They’re not innocuous.
Rather, they are centrally marked by “a number of minefields” that employers in Connecticut and all other states across the country must pay due heed to and steer clear of to avoid potential liability.
What commentator Jennifer R. Cotner is addressing in an article in an employment-themed publication are the pitfalls closely linked with mistakes that business managers can easily make concerning the questions they pose in job applications.
Cotner properly points out in her comments that some subject matter and certain questions simply cannot be raised in a formal application, and it is incumbent on HR principals and other company decision makers to ensure that topics are not broached that are lawfully off limits in the hiring process.
Here’s one example, in the form of an altogether direct interrogatory: Are you married?
In some states, Cotner notes, “marital or familial status is a protected classification” that is flatly taboo as a discussion point at any time during the application process.
Other questions yield a similar concern for their ability to run quickly afoul of both state and federal laws. Here are just a few, which we suspect many of our readers have already formulated in their minds:

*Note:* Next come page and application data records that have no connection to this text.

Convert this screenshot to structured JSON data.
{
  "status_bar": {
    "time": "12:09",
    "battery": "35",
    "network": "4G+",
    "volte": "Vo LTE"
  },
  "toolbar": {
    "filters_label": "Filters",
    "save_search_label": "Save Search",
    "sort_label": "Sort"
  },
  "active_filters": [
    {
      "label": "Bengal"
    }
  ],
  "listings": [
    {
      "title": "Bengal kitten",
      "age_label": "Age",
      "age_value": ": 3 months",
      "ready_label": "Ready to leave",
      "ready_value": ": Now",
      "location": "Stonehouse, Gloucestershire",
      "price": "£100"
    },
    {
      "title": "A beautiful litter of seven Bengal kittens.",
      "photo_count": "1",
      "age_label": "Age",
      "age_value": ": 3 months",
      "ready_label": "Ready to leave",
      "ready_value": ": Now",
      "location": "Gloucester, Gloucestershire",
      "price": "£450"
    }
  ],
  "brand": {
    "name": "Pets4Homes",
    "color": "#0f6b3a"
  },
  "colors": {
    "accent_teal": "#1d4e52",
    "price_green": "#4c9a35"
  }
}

- Do you follow any particular religion?
- What is your sexual orientation?
- Do you have medical information to impart regarding any disability?
- Have you ever been arrested for a crime?
At bottom, common sense largely prevails when it comes to the information and attendant data solicited on a job application. In addition, though, complexities and evolving laws can make it a worthwhile endeavor for any employer to consult with a proven employment attorney for advice regarding job application best practices.
And workers, too (both prospective and actual employees) can receive candid guidance and diligent representation in the event that the documents they have completed might conceivably surface later as evidence in a legal matter.